* [Goal of the exercise]
Pictures don't belong in the copy; print all the records exactly.

(Stored data entries)

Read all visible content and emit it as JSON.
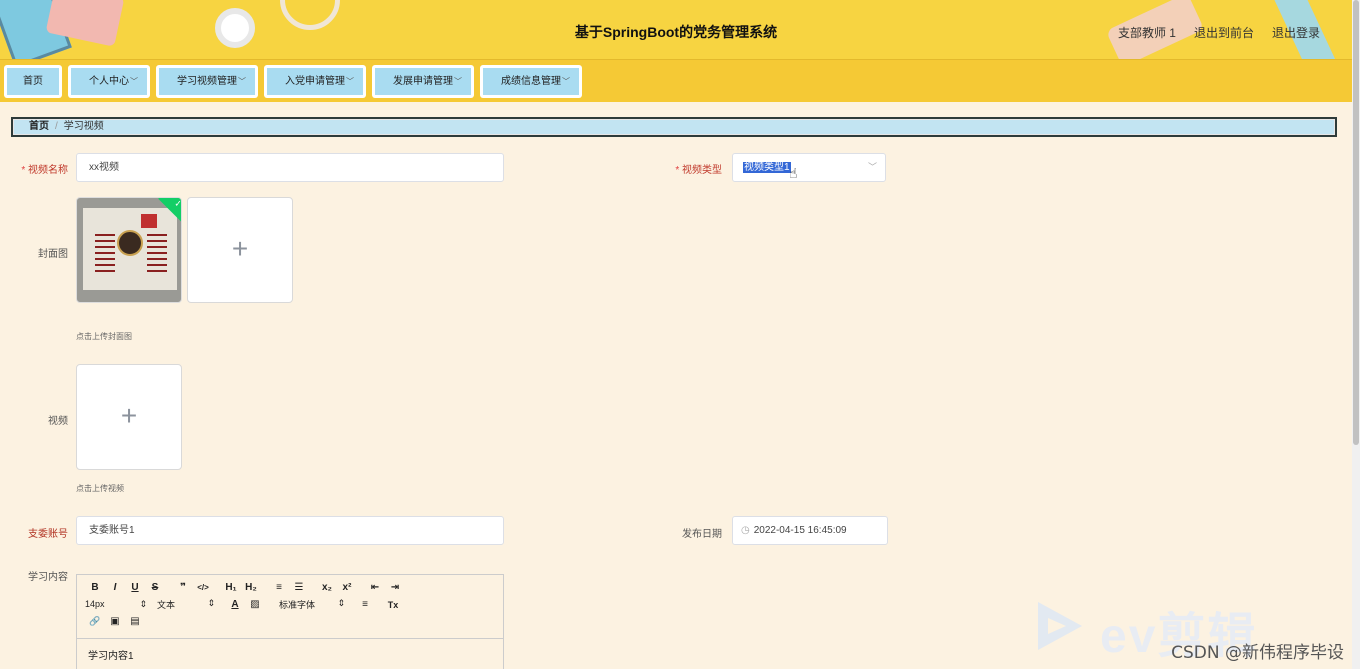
{
  "header": {
    "title": "基于SpringBoot的党务管理系统",
    "links": [
      "支部教师 1",
      "退出到前台",
      "退出登录"
    ]
  },
  "nav": {
    "items": [
      {
        "label": "首页",
        "has_dropdown": false
      },
      {
        "label": "个人中心",
        "has_dropdown": true
      },
      {
        "label": "学习视频管理",
        "has_dropdown": true
      },
      {
        "label": "入党申请管理",
        "has_dropdown": true
      },
      {
        "label": "发展申请管理",
        "has_dropdown": true
      },
      {
        "label": "成绩信息管理",
        "has_dropdown": true
      }
    ]
  },
  "breadcrumb": {
    "home": "首页",
    "current": "学习视频",
    "separator": "/"
  },
  "form": {
    "video_name": {
      "label": "视频名称",
      "value": "xx视频"
    },
    "video_type": {
      "label": "视频类型",
      "value": "视频类型1"
    },
    "cover": {
      "label": "封面图",
      "hint": "点击上传封面图",
      "plus": "+"
    },
    "video": {
      "label": "视频",
      "hint": "点击上传视频",
      "plus": "+"
    },
    "branch_account": {
      "label": "支委账号",
      "value": "支委账号1"
    },
    "publish_date": {
      "label": "发布日期",
      "value": "2022-04-15 16:45:09"
    },
    "content": {
      "label": "学习内容",
      "value": "学习内容1"
    }
  },
  "editor": {
    "row1": [
      "B",
      "I",
      "U",
      "S",
      "❞",
      "</>",
      "H₁",
      "H₂",
      "≡",
      "☰",
      "x₂",
      "x²",
      "⇤",
      "⇥"
    ],
    "font_size": "14px",
    "text_style": "文本",
    "font_family": "标准字体",
    "row2_icons": [
      "A",
      "▨",
      "≡",
      "Tx"
    ],
    "row3_icons": [
      "🔗",
      "▣",
      "▤"
    ]
  },
  "watermark": {
    "text": "CSDN @新伟程序毕设",
    "brand": "ev剪辑"
  },
  "colors": {
    "header_bg": "#f7d441",
    "nav_item_bg": "#a9dcf1",
    "page_bg": "#fcf2e1",
    "required": "#e04040"
  }
}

* [Exercise result]
Read all visible content and emit it as JSON.
{
  "header": {
    "title": "基于SpringBoot的党务管理系统",
    "links": [
      "支部教师 1",
      "退出到前台",
      "退出登录"
    ]
  },
  "nav": {
    "items": [
      {
        "label": "首页",
        "has_dropdown": false
      },
      {
        "label": "个人中心",
        "has_dropdown": true
      },
      {
        "label": "学习视频管理",
        "has_dropdown": true
      },
      {
        "label": "入党申请管理",
        "has_dropdown": true
      },
      {
        "label": "发展申请管理",
        "has_dropdown": true
      },
      {
        "label": "成绩信息管理",
        "has_dropdown": true
      }
    ]
  },
  "breadcrumb": {
    "home": "首页",
    "current": "学习视频",
    "separator": "/"
  },
  "form": {
    "video_name": {
      "label": "视频名称",
      "value": "xx视频"
    },
    "video_type": {
      "label": "视频类型",
      "value": "视频类型1"
    },
    "cover": {
      "label": "封面图",
      "hint": "点击上传封面图",
      "plus": "+"
    },
    "video": {
      "label": "视频",
      "hint": "点击上传视频",
      "plus": "+"
    },
    "branch_account": {
      "label": "支委账号",
      "value": "支委账号1"
    },
    "publish_date": {
      "label": "发布日期",
      "value": "2022-04-15 16:45:09"
    },
    "content": {
      "label": "学习内容",
      "value": "学习内容1"
    }
  },
  "editor": {
    "row1": [
      "B",
      "I",
      "U",
      "S",
      "❞",
      "</>",
      "H₁",
      "H₂",
      "≡",
      "☰",
      "x₂",
      "x²",
      "⇤",
      "⇥"
    ],
    "font_size": "14px",
    "text_style": "文本",
    "font_family": "标准字体",
    "row2_icons": [
      "A",
      "▨",
      "≡",
      "Tx"
    ],
    "row3_icons": [
      "🔗",
      "▣",
      "▤"
    ]
  },
  "watermark": {
    "text": "CSDN @新伟程序毕设",
    "brand": "ev剪辑"
  },
  "colors": {
    "header_bg": "#f7d441",
    "nav_item_bg": "#a9dcf1",
    "page_bg": "#fcf2e1",
    "required": "#e04040"
  }
}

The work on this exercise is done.